A hydrogen powered cleaning vehicle is being tested on the streets of the city of Basel, Switzerland, since 2009. The vehicle has been developed by a team led by Christian Bach, head of the Internal Combustion Engines Laboratory at Empa.
Since the vehicle reached its targets in terms of both performance and energy consumption, the team has decided to substitute the fuel cell system initially used with a more advanced module and also incorporate a centralized safety module. The Mk 2 Fuel Cell System has been functional since the summer of 2011 and has proved to be highly robust. The vehicle was taken out of service just once, due to a defective water pump.
The trials proved that fuel cells are now ready for regular everyday applications, particularly for applications like municipal utility vehicles. The fuel cells help the operator to save a large amount of energy, as the fuel consumption of the hydrogen powered vehicle is significantly less when compared to its counterparts. The hydrogen powered vehicle requires only 0.3 to 0.6 kg of fuel per hour, while the standard usage is 5 to 5.5 l of diesel per hour.In addition, the vehicle’s performance is approximately 40% higher than a diesel powered-vehicle in terms of carbon dioxide emissions. The novel cleaning vehicle has been demonstrated to be safe and user-friendly while being used in the Basel streets. Another advantage is that the hydrogen powered vehicle makes very less noise than a diesel powered one. It operates much quieter both while driving and cleaning the streets with suction system and brushes.

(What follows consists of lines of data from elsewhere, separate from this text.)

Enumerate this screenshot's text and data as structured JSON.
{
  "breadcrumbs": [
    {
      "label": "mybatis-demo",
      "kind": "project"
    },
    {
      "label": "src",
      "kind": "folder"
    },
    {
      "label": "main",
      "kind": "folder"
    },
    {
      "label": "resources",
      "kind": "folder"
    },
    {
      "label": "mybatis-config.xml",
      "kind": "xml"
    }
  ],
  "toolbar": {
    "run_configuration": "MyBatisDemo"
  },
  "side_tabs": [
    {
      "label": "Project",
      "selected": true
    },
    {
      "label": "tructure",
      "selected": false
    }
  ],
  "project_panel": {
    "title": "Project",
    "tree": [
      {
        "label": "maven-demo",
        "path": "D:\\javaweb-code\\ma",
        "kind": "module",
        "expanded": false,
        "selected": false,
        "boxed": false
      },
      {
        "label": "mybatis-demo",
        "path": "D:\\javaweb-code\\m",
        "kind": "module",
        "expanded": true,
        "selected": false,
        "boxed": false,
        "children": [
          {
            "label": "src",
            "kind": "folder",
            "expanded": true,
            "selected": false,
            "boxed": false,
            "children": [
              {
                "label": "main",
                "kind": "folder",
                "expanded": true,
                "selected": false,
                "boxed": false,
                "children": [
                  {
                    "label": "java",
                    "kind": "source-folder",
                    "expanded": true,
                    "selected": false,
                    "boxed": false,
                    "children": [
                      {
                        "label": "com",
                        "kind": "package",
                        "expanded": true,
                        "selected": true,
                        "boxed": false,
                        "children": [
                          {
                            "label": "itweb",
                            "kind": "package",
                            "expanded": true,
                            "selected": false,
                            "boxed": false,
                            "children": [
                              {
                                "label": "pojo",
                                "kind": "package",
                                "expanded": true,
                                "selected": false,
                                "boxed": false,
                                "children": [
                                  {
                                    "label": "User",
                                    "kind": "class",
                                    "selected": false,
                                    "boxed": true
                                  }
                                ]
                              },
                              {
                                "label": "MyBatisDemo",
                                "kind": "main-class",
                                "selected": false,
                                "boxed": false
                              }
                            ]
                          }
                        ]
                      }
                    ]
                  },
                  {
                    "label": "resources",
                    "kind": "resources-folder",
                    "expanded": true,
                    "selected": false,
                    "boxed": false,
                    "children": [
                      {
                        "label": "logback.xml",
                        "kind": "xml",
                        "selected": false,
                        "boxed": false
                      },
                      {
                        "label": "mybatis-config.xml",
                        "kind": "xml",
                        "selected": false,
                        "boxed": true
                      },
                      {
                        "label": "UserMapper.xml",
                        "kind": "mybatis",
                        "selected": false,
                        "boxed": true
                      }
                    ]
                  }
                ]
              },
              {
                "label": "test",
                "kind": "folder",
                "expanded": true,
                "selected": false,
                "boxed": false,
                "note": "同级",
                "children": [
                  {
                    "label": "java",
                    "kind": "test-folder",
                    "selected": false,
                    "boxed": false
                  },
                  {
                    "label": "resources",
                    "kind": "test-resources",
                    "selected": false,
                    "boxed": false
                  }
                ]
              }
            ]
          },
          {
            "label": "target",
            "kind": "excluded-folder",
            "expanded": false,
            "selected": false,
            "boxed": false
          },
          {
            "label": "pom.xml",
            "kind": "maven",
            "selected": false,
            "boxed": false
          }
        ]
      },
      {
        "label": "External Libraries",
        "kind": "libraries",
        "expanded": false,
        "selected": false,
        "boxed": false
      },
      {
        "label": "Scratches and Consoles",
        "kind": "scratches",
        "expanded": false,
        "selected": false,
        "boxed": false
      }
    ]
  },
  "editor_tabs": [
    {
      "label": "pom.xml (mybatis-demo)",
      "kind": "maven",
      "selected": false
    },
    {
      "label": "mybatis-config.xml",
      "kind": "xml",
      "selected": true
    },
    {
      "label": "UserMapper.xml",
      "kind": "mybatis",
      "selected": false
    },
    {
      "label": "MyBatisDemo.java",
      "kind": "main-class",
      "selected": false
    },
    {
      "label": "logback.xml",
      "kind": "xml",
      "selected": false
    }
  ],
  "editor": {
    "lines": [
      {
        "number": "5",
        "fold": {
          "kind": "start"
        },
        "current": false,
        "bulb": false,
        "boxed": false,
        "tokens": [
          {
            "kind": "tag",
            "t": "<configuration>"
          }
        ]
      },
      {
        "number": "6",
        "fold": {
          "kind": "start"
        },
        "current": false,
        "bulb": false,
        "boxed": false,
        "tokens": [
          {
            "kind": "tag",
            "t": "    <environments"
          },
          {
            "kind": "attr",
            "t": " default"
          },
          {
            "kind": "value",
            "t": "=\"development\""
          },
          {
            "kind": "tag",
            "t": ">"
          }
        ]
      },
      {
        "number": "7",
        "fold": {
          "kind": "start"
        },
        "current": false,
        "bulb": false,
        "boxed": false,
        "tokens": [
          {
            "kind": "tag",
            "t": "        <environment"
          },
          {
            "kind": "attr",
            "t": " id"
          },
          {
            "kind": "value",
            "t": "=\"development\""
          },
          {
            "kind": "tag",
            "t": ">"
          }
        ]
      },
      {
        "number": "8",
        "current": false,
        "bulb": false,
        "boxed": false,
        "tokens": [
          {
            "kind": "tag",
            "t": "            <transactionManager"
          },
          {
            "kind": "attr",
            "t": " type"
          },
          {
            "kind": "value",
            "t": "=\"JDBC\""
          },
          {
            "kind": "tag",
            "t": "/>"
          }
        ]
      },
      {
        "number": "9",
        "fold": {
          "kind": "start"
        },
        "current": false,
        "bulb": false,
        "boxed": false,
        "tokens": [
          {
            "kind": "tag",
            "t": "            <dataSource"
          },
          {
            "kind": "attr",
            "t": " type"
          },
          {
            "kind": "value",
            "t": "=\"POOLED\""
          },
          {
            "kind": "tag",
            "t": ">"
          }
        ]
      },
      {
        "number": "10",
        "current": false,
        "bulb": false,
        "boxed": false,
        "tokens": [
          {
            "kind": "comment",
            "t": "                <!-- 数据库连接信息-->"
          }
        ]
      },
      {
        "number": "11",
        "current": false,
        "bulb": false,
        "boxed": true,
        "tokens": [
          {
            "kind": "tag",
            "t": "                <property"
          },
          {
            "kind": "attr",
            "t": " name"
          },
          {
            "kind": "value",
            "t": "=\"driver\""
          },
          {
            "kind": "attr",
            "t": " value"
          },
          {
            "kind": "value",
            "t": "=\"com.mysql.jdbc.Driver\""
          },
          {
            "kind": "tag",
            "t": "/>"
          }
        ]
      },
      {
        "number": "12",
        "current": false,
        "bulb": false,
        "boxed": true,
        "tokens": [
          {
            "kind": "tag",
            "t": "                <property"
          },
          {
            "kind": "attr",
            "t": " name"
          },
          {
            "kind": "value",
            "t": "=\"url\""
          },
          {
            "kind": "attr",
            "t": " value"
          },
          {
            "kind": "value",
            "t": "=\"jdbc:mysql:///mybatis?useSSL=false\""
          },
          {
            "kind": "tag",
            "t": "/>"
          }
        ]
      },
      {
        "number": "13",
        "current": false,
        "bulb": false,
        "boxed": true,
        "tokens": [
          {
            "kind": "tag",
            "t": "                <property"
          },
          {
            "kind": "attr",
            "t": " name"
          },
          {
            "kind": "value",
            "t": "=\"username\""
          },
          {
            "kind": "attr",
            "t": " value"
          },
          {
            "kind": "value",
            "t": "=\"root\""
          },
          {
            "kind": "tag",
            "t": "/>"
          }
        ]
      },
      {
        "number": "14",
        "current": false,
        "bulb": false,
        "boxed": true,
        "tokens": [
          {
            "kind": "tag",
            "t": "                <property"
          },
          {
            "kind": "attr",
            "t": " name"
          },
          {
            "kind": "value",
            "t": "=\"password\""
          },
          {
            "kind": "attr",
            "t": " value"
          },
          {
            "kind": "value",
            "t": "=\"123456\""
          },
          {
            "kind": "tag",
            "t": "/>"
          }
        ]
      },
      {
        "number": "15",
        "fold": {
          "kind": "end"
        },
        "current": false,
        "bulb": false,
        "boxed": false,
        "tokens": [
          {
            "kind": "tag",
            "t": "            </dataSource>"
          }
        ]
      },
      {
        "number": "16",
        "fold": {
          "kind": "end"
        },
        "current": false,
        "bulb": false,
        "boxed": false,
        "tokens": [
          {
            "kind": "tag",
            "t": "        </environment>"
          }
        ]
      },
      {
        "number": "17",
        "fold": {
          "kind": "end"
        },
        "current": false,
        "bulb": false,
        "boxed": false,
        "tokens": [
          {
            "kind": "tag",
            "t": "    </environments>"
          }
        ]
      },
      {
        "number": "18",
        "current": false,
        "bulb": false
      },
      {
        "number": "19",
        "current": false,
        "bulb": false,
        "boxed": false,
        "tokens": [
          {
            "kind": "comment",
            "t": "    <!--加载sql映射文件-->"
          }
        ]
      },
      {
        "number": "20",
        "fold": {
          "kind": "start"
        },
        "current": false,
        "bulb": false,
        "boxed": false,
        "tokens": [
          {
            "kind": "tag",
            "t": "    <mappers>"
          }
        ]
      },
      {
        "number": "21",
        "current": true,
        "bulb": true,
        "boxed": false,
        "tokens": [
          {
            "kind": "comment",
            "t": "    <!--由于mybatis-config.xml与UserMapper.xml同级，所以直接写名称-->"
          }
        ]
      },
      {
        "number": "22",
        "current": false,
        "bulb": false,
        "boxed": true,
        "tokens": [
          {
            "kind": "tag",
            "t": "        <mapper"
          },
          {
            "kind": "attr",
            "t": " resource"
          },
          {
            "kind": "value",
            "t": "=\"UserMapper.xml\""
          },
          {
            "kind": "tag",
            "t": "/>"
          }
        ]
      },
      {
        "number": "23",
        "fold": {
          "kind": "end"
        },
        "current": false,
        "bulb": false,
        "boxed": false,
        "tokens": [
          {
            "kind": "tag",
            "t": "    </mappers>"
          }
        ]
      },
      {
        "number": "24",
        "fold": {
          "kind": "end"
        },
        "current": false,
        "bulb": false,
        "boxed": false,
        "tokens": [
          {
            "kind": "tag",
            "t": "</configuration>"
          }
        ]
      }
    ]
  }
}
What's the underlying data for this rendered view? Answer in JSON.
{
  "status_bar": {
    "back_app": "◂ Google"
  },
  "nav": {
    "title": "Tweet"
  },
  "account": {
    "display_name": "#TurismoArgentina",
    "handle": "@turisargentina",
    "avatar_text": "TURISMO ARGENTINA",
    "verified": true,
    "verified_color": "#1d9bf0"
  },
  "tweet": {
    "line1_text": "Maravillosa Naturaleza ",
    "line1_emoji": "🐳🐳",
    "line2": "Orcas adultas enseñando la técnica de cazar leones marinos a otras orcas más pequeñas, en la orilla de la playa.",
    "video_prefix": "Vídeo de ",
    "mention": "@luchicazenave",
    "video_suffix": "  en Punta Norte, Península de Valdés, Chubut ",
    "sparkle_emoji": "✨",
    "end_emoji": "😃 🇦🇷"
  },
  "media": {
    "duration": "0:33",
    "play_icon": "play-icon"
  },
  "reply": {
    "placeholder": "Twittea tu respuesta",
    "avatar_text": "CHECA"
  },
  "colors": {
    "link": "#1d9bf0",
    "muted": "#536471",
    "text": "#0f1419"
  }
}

The only drawback of the vehicle is that during colder climates, the waste heat generated from the electric motor and the fuel cells are not adequate to maintain a warm temperature in the driver’s cabin. Hence, to overcome this setback, the driver’s seat has been fitted with a heating system for use on colder days. In the middle of March 2012, the testing phase of the vehicle will end and it will be moved to St Gallen for further trials.